And when one eventually starts believing in Prabhas, Sunny Singh evokes inadvertent laughter for he seems to have missed the way to the Punjabi Bagh Ramleela. It is also hard to accept Devdutta Nage as Hanuman.
In contrast to Prabhas, Saif Ali Khan seems to have been given a double dose of overacting and some padding. Reduced to a caricature, he plays Lankesh/ Raavana as a WWE fighter unleashed on a lissom Kriti Sanon. The attempt to take us into the complex mind of Raavana by letting the ten heads talk to each other remains dilettantish. There is no real dialogue between Raavana and Vibhishan or Mandodari to give us an idea of his personality.
Similarly, the combination of live-action and motion capture is a notable achievement in terms of Indian entertainment space but it doesn’t add any real spark to the storytelling. In fact, the chase scenes look utterly fake even in the context of the mythical characters.
The female voice remains feeble. Kriti Sanon as Janaki looks graceful, but Raut has hardly given her any space to make an impact on the battle between two hyper-masculine men. Mandodari (Sonal Chauhan) is sidelined as well after two customary lines.
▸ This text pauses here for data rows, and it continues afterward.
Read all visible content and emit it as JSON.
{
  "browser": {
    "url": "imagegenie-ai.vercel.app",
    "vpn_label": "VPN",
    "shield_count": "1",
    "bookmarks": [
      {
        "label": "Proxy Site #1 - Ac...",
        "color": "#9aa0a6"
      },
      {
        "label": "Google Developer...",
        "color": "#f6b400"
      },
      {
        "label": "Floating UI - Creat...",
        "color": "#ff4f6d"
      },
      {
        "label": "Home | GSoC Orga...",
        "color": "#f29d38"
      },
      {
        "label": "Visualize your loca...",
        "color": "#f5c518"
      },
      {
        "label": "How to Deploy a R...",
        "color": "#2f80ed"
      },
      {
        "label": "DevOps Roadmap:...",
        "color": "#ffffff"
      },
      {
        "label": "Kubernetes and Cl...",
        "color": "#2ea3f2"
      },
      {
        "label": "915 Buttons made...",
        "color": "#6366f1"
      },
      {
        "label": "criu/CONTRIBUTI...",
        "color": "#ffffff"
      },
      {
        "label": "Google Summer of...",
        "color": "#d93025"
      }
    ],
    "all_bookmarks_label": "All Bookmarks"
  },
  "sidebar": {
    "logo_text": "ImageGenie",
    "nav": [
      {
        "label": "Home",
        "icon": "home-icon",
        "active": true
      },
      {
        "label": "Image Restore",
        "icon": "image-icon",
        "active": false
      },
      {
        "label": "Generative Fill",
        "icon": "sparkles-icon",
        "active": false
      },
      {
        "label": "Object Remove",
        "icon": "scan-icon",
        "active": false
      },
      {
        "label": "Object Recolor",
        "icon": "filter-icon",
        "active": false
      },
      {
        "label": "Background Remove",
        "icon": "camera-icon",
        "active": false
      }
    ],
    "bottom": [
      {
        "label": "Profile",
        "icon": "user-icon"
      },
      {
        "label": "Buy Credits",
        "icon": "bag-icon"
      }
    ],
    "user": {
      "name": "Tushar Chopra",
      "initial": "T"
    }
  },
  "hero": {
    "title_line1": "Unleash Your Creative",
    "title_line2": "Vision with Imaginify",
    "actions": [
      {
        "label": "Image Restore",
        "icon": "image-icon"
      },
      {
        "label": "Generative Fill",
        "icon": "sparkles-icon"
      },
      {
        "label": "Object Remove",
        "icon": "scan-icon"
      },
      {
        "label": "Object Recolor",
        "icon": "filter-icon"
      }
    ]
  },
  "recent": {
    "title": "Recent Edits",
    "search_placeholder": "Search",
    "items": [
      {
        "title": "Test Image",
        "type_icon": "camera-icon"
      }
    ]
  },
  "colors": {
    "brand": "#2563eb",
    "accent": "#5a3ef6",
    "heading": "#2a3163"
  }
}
Raut’s technical brilliance came to notice in Tanhaji: The Unsung Warrior. Here he does show some sparks of ingenuity in capturing the dark recesses of Lankesh like when he gets a massage from snakes, but overall his imagination is a little too derivative for comfort. Raavan’s Lanka seems like the ruins of Gotham City and the monsters and primates seem to have been drawn from The Lord of the Rings and Planet of the Apes. Poor Lankesh doesn’t get to flaunt his gold either. The digitally-created Sugriv hardly carries any expression on his face, and the amorous scenes between Raghav and Sita remind one of TV commercials for fashion brands! Ajay Atul’s music raises hopes but there is little space for the lilt as Raut seems anxious to cut to action.
When it comes to the nuts and bolts of the battle, it is the same old arrows of Ramanand Sagar’s vintage that generate a bigger flash in the skies this time. But we know when (emotional) power remains constant, current is inversely proportional to voltage.
Adipurush is currently running in theatres